How Low Can You Go?
OCTOBER 1, 2022
by David Zahl
Anthropologies can be charted on a continuum from high to low. Think of it as a barometer of human potential. On the “high” end, we find sunnier estimations of what women and men are like. We run into grander visions of human enterprise. The higher we get, the more optimistic the assumptions. For example, any characterization of human beings as basically good belongs on this end. We may not be perfect or perfectible, mind you, but we are generally decent when unsullied by outside forces. The primary limitations we encounter in life are the ones we place on ourselves, and so forth. Such sentiments would fall under the banner of high anthropology.
Graduation speeches may be ground zero for the proliferation of anthropologies. Apple guru Steve Jobs drew on the high side of the scale for just such an occasion: “Have the courage to follow your heart and intuition,” he told graduates. “They somehow know what you truly want to become.”
On the “low” end of the spectrum sit the more sober estimations. We find understandings of the human spirit as something that veers, by default, in a malign direction and, as a result, cannot flourish without assistance or constraint. We find descriptions of people as finite, blind, and, in many cases, quite weak. This lower end does not discount our noble and good impulses but suggests that we are underdogs in the struggle to heed them. Our humanity contains an ineluctable dark side, whatever we say to the contrary. This does not mean we’re incapable of sacrificial love and charity. It just means that the moments we demonstrate those ideals are the exception, not the rule.
Anne Lamott articulates a low anthropology when she observes, “Everyone is screwed up, broken, clingy, and scared, even the people who seem to have it more or less together. They are much more like you than you would believe. So try not to compare your insides to their outsides.”
A high anthropology views people as defined by their best days and greatest achievements, their dreams and their aspirations. A low anthropology assumes a through line of heartache and self-doubt, that the bulk of our mental energy is focused on subjects that would be embarrassing or even shameful if broadcast, and that our ability to do the right thing in any given situation is hampered by all sorts of unseen factors.
Since this is a continuum, high and low are not the only options. Maybe we try to hew a middle path by maintaining the essential neutrality of the species. We come into this life as a blank slate, and how we turn out has everything to do with the influences we encounter along the way. “Man is born free, but everywhere he is in chains” is how the philosopher Jean-Jacques Rousseau put it.
Or perhaps we mix and match. There are good people and bad people, and the great task of life is trying to figure out who’s who. Many of our favorite stories—in Hollywood and elsewhere— follow this line of thinking in their portrayal of heroes and villains.
Not that we’re always consistent. After all, many of our assumptions about human nature operate below the level of conscious thought, according to disposition and personality rather than intention or deduction. So maybe we say we expect people to be generally self-absorbed, yet when they act that way toward us, we are shocked. Or possibly we are scandalized by a neighbor’s altruism and insist on locating a sinister motive behind every act of kindness.
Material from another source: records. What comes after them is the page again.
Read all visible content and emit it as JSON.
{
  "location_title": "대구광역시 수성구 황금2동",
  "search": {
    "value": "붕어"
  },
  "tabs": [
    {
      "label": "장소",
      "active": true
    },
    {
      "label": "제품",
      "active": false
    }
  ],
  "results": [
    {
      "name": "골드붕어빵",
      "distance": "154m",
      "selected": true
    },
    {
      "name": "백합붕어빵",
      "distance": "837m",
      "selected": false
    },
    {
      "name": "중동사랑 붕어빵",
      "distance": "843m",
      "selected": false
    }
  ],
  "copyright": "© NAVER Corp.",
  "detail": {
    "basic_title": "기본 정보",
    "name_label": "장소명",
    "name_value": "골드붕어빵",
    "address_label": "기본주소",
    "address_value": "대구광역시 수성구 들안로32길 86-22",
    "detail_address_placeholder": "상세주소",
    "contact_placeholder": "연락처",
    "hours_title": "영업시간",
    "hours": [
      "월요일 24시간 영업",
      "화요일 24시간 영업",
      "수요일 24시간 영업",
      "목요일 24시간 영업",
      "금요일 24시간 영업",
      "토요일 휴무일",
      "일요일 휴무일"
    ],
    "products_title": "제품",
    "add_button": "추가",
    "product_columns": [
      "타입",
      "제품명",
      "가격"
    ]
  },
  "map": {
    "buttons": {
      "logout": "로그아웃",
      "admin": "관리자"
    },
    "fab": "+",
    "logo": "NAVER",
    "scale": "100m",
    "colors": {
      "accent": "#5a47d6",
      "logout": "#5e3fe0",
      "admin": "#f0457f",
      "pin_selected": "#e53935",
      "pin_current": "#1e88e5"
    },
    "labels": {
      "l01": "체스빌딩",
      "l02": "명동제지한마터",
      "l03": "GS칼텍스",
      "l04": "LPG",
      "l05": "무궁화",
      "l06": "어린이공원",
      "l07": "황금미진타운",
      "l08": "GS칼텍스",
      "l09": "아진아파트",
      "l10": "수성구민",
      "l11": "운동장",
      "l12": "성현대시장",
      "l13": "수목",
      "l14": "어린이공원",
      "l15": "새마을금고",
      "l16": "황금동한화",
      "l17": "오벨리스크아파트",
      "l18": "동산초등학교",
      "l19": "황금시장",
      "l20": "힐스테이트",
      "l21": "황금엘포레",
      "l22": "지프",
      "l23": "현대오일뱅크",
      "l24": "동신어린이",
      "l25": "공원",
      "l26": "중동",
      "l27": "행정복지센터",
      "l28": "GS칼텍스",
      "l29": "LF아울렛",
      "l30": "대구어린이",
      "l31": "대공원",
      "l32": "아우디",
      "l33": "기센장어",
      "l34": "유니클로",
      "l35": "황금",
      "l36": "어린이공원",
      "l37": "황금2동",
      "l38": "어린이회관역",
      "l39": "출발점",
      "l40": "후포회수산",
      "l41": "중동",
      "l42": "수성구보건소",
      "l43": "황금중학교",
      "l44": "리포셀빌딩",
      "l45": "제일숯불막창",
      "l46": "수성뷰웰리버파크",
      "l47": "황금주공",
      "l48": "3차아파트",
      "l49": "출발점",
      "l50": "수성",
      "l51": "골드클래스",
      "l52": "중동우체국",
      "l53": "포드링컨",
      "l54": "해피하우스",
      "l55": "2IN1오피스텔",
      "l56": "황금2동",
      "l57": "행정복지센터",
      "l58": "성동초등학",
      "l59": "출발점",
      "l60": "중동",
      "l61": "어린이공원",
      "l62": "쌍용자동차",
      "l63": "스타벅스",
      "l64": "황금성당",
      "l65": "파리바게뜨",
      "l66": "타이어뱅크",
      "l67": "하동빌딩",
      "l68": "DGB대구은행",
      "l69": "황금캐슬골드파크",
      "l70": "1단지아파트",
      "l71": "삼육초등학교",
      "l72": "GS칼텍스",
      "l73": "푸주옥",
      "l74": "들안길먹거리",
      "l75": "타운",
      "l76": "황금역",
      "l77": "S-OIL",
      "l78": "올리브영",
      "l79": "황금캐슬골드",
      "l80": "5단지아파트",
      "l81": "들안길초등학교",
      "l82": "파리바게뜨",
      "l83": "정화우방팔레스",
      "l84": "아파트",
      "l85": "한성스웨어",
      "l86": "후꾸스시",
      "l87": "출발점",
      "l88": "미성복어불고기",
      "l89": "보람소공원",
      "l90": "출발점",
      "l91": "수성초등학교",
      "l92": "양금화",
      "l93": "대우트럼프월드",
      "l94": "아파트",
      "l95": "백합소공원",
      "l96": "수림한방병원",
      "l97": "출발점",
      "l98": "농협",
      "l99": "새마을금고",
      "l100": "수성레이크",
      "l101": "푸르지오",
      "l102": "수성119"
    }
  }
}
Note your responses to Jobs and Lamott. On the one hand, Lamott’s words sound a little harsh at first, do they not? Sure, I may be a little scared and clingy, but everyone? Isn’t that extreme? That guy Darren from high school sure seemed comfortable in his own skin. Plus, if you heard a friend refer to themselves with Lamott’s language, you’d probably assume they were depressed and would want to give them a pep talk: “Don’t be so hard on yourself; you’re just going through a rough time right now.”
On the other hand, Jobs’s invitation must have inspired those graduates, wouldn’t you think? How fortunate they were to walk away with the knowledge that they already possessed everything they needed to become the next Steve Jobs.
But say you had a tough week, spoke insensitively to a loved one, or fumbled the ball at work. Lamott’s description all of a sudden might strike you as more accurate. You might feel recognized by her words and a little burdened by Jobs’s exhortation. After all, you’re no longer twenty-two and don’t always like what you’ve become or where your intuitions have steered you. Where is my courage? My good intuition?
Lamott’s admission conveys compassion. You can feel your shoulders unknot. Jobs’s advice, not so much. His words convey pressure.
This is the great irony of low anthropology: what sounds insulting is actually liberating, and what sounds liberating at first is actually oppressive and embittering.